Even though Judge Koh ordered a new trial to determine the proper damages to award Apple for 14 of the 28 infringing Samsung devices, Apple could actually get more than the original $1.05 billion figure.
Under no circumstance does Apple want to part with its company secrets. Even when it’s been ordered to do so by a U.S. Judge.
Apple must show in detail how it’s complying with a court order to turn over evidence related to its privacy lawsuit, because U.S. Judge Grewal says he can no longer rely on what Apple tells him in the case.
Remember that one time that a U.K. judge told Apple that they have to publish a public apology to Samsung on their homepage? It was a really weird punishment that made a lot of us scratch our heads, but Apple handled it pretty well.
Well it turns out that that same U.K. judge who was pro-Samsung now has a really good reason for wanting Samsung to win against Apple – he just got a new job with Samsung!
Apple and Samsung have been exchanging blows with each other in the Australian courtroom for the past two years. Neither side has emerged as a clear favorite to win, but the case is already breaking records.
Because of the enormity of the case, Australia’s Federal Court has appointed two judges to hear the case together.
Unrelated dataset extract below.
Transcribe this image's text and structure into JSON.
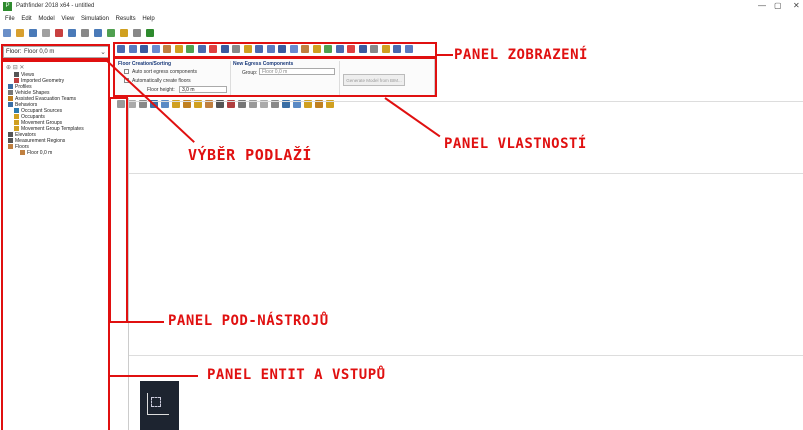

It’s the first time Australia’s Federal Court has ever needed to have two judges hear a case together.
When Samsung lost this summer’s $1.05 billion trial against Apple, we knew Samsung would try any means within their power to get the ruling overturned. And who can blame them for wanting to keep a billion dollars in their bank account?
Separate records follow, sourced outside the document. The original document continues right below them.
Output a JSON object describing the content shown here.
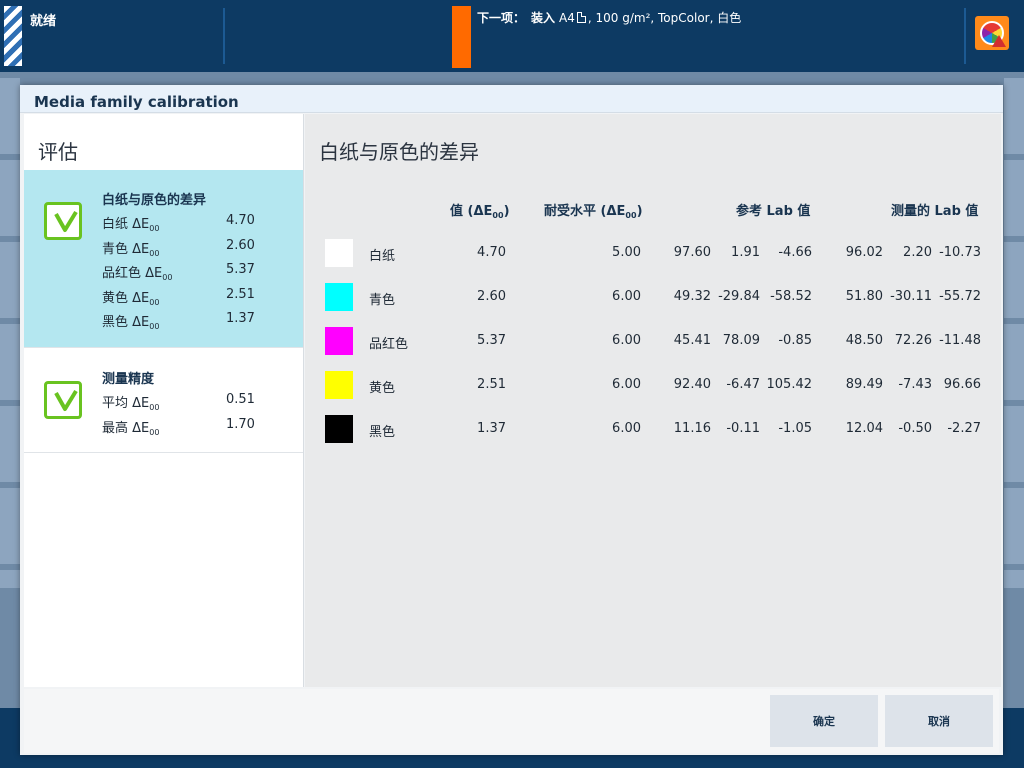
{
  "topbar": {
    "status": "就绪",
    "next_label": "下一项：",
    "next_action": "装入",
    "paper_size": "A4",
    "paper_details": ", 100 g/m², TopColor, 白色"
  },
  "dialog": {
    "title": "Media family calibration",
    "left_title": "评估",
    "right_title": "白纸与原色的差异",
    "card1": {
      "title": "白纸与原色的差异",
      "rows": [
        {
          "label": "白纸 ΔE",
          "sub": "00",
          "value": "4.70"
        },
        {
          "label": "青色 ΔE",
          "sub": "00",
          "value": "2.60"
        },
        {
          "label": "品红色 ΔE",
          "sub": "00",
          "value": "5.37"
        },
        {
          "label": "黄色 ΔE",
          "sub": "00",
          "value": "2.51"
        },
        {
          "label": "黑色 ΔE",
          "sub": "00",
          "value": "1.37"
        }
      ]
    },
    "card2": {
      "title": "测量精度",
      "rows": [
        {
          "label": "平均 ΔE",
          "sub": "00",
          "value": "0.51"
        },
        {
          "label": "最高 ΔE",
          "sub": "00",
          "value": "1.70"
        }
      ]
    },
    "table": {
      "headers": {
        "value": "值 (ΔE",
        "value_sub": "00",
        "value_end": ")",
        "tolerance": "耐受水平 (ΔE",
        "tolerance_sub": "00",
        "tolerance_end": ")",
        "reference": "参考 Lab 值",
        "measured": "测量的 Lab 值"
      },
      "rows": [
        {
          "name": "白纸",
          "swatch": "#ffffff",
          "value": "4.70",
          "tolerance": "5.00",
          "ref": [
            "97.60",
            "1.91",
            "-4.66"
          ],
          "meas": [
            "96.02",
            "2.20",
            "-10.73"
          ]
        },
        {
          "name": "青色",
          "swatch": "#00ffff",
          "value": "2.60",
          "tolerance": "6.00",
          "ref": [
            "49.32",
            "-29.84",
            "-58.52"
          ],
          "meas": [
            "51.80",
            "-30.11",
            "-55.72"
          ]
        },
        {
          "name": "品红色",
          "swatch": "#ff00ff",
          "value": "5.37",
          "tolerance": "6.00",
          "ref": [
            "45.41",
            "78.09",
            "-0.85"
          ],
          "meas": [
            "48.50",
            "72.26",
            "-11.48"
          ]
        },
        {
          "name": "黄色",
          "swatch": "#ffff00",
          "value": "2.51",
          "tolerance": "6.00",
          "ref": [
            "92.40",
            "-6.47",
            "105.42"
          ],
          "meas": [
            "89.49",
            "-7.43",
            "96.66"
          ]
        },
        {
          "name": "黑色",
          "swatch": "#000000",
          "value": "1.37",
          "tolerance": "6.00",
          "ref": [
            "11.16",
            "-0.11",
            "-1.05"
          ],
          "meas": [
            "12.04",
            "-0.50",
            "-2.27"
          ]
        }
      ]
    },
    "buttons": {
      "ok": "确定",
      "cancel": "取消"
    }
  },
  "colors": {
    "accent_orange": "#ff6a00",
    "check_green": "#69c320",
    "selected_card": "#b4e7f0",
    "header_navy": "#0d3a63"
  }
}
Since the verdict was read, Samsung has learned that the jury foreman, Velvin Hogan, withheld key facts, like how he was sued by Seagate Technology and went bankrupt because of it. Seagate is partly owned by Samsung, so it could have been that Hogan had an axe to grind against them. Samsung thinks Apple knew all about Hogan, so Apple had to disclose everything they know about Hogan and when they knew it.
Following the supply problems Apple has faced with the iPhone 5, the Cupertino company is reportedly woking to ensure that it is better prepared for the iPhone 5S by trialling production way ahead of the handset’s public release. According to one Chinese newspaper, it will begin production of up to 100,000 iPhone 5S units this December.
Apple’s legal battles have been quietly continuing in the U.S. even after their landmark $1 Billion win over Samsung a few months ago. Apple is currently trying to fight patent claims lobbied against it by Motorola Mobility which is now owned by Google.
With five days to go before their contract trial starts in Wisconsin, Apple formally declared to the court that it will be willing to pay a licensing fee to Motorola Mobility as long as the license is $1 or less per iPhone sold.
Apple may have been awarded $1Billion in damages by the jury in their case against Samsung last month, but it will be awhile until Apple can start counting that cash. In fact, Apple might not even get the full $1Billion they were rewarded if Judge Koh changes the ruling.